Conflict Minerals Reporting in Year Two


Shareholders are asking energy companies to acknowledge the risk that their carbon assets may be stranded.

Conflict in Eastern Democratic Republic of Congo (DRC) continues to devastate vulnerable communities. Fortunately, awareness, transparency, and collaboration are increasing as companies and investors respond to public pressure and legislation. Now, a new report from Responsible Sourcing Network (RSN), a project of As You Sow, shines a light on company efforts to ensure their supply chains are free of conflict minerals.

Mining the Disclosures 2015: An Investor Guide to Conflict Minerals Reporting in Year Two analyzes companies’ conflict minerals disclosures under Section 1502 of the Dodd-Frank Act. Co-authored by Andrew Arriaga and Patricia Jurewicz of RSN, the report takes a look at how this ground-breaking legislation requires publicly-traded companies to trace the minerals in their products and determine whether they are contributing to violence in and around the DRC.

The legislation provides a path toward supply chain transparency for tin, tantalum, tungsten, and gold (also known as “3TG” minerals) and outlines how companies need to identify and address human rights risks. The report highlights companies encouraging conflict-free sourcing from the DRC region, as well as those that are embargoing the region rather than performing their due diligence.

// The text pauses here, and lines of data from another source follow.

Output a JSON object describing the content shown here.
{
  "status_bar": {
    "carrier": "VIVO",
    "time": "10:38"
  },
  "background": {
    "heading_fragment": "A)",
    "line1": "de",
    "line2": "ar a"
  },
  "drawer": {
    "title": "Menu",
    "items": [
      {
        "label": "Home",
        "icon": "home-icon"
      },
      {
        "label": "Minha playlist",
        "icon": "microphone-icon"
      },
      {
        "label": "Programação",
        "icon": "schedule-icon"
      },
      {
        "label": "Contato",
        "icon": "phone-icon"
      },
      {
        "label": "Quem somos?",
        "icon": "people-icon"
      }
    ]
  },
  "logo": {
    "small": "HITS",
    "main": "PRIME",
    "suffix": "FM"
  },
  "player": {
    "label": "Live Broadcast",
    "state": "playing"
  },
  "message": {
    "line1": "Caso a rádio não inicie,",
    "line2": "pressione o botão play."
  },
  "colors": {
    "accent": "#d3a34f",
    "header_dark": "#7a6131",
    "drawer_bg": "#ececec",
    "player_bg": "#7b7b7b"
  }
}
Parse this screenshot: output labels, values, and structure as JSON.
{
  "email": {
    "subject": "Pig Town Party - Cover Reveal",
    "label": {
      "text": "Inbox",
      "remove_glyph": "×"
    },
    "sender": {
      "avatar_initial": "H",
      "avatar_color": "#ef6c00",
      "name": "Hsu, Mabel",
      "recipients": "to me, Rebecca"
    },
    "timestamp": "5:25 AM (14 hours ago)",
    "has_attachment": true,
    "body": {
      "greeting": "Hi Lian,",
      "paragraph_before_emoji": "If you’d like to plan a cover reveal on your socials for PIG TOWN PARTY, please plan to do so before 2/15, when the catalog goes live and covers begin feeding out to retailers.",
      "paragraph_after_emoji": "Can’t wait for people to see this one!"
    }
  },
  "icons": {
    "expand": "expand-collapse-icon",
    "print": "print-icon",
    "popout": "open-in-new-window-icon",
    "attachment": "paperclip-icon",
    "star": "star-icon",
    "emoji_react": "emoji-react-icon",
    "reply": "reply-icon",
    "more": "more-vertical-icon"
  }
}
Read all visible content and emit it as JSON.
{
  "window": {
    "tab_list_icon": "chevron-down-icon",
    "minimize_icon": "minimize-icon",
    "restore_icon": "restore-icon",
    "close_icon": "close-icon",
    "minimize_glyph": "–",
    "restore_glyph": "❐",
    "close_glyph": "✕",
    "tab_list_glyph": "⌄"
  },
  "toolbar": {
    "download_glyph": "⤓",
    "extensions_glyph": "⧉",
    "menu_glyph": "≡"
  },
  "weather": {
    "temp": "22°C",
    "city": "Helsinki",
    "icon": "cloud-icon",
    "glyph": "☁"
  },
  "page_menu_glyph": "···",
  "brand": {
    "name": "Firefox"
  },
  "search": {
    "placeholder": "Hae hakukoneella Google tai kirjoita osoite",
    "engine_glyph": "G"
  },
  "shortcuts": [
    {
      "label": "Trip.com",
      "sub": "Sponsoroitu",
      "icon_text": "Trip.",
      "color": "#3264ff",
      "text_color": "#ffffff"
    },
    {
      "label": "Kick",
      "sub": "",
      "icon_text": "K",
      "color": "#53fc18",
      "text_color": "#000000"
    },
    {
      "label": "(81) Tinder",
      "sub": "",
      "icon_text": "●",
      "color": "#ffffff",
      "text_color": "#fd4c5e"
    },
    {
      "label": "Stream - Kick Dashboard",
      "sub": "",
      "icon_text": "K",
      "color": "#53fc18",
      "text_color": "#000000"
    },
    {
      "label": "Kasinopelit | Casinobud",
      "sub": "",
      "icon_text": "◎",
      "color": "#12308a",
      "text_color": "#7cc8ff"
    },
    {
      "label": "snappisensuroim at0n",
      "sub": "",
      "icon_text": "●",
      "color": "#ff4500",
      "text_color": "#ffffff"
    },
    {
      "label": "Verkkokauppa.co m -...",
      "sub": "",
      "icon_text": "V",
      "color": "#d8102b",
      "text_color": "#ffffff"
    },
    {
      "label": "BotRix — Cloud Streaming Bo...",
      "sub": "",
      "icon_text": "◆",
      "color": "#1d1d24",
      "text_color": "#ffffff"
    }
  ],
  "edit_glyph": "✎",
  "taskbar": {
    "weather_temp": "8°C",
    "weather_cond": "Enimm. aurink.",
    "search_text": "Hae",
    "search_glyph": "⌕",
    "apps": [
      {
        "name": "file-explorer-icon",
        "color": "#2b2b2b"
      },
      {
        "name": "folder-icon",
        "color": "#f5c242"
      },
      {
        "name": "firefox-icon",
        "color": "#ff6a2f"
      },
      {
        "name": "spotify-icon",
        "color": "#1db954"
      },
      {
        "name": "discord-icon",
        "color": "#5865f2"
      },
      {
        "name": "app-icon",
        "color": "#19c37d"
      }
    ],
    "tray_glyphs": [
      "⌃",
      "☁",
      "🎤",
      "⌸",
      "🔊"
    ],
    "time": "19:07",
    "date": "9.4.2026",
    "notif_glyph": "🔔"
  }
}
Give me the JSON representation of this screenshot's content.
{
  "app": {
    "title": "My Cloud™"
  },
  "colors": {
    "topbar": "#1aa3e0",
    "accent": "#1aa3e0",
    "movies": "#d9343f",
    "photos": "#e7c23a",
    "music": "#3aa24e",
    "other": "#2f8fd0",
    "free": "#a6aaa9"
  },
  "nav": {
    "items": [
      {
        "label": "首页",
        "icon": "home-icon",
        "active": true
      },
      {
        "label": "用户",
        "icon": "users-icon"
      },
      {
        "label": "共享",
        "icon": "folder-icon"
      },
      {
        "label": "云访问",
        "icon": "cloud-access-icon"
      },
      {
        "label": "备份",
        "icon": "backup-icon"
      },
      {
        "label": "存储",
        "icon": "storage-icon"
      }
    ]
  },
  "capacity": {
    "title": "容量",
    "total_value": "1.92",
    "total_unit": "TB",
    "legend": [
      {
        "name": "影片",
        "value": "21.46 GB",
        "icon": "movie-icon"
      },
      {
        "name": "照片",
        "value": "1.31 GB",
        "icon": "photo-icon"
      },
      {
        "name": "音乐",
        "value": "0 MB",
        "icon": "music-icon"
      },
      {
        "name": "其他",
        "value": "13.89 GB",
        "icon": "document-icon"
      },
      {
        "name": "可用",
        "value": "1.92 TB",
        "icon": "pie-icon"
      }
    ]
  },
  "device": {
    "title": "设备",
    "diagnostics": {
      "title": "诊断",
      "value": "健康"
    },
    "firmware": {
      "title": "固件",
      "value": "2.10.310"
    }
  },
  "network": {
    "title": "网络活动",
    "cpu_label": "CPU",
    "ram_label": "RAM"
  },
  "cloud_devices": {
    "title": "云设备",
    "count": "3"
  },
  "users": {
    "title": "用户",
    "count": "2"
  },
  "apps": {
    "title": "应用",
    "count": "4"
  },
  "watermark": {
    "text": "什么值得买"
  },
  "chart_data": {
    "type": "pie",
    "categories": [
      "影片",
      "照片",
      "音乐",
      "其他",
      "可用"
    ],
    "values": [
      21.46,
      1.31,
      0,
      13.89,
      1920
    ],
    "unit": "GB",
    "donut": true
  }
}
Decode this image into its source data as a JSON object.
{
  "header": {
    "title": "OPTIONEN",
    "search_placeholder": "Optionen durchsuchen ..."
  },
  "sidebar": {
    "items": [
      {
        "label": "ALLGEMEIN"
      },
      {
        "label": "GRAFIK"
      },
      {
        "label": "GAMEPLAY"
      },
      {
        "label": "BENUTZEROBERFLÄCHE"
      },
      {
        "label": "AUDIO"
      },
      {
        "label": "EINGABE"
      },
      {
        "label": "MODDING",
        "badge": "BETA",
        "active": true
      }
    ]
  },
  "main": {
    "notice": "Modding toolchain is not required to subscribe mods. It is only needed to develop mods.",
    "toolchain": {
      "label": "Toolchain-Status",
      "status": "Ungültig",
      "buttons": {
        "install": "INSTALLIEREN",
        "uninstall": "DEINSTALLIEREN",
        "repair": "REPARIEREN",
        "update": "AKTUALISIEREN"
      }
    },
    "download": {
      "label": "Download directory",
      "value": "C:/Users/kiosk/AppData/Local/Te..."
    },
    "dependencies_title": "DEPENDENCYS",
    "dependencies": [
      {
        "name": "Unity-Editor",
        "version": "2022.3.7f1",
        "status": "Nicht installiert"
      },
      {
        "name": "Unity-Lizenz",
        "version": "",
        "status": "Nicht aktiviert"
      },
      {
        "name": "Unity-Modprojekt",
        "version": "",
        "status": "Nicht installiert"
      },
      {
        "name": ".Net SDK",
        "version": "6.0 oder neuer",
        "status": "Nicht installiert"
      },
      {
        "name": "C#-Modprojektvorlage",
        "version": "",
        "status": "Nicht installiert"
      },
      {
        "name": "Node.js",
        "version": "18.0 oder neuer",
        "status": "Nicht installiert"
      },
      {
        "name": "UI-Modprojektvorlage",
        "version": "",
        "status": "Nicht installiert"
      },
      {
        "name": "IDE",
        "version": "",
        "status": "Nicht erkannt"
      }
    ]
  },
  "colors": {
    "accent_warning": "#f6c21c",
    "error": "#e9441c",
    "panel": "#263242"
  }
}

By scoring and rating companies on 20 key indicators related to their activities and public reporting, Mining the Disclosures promotes transparency, recognizes leaders, and holds laggards accountable. A total of 155 companies across 20 different high-exposure industry groups were ranked alongside their industry peers. Companies reviewed include leaders like Intel, Philips, Apple, and Qualcomm, as well as laggards like Amazon, Ralph Lauren, and Whirlpool.

With major investors lauding RSN’s analysis as an authoritative guide to companies’ conflict minerals performance, Mining the Disclosures 2015 highlights leading practices and acknowledges potential obstacles. To learn more or download the report, visit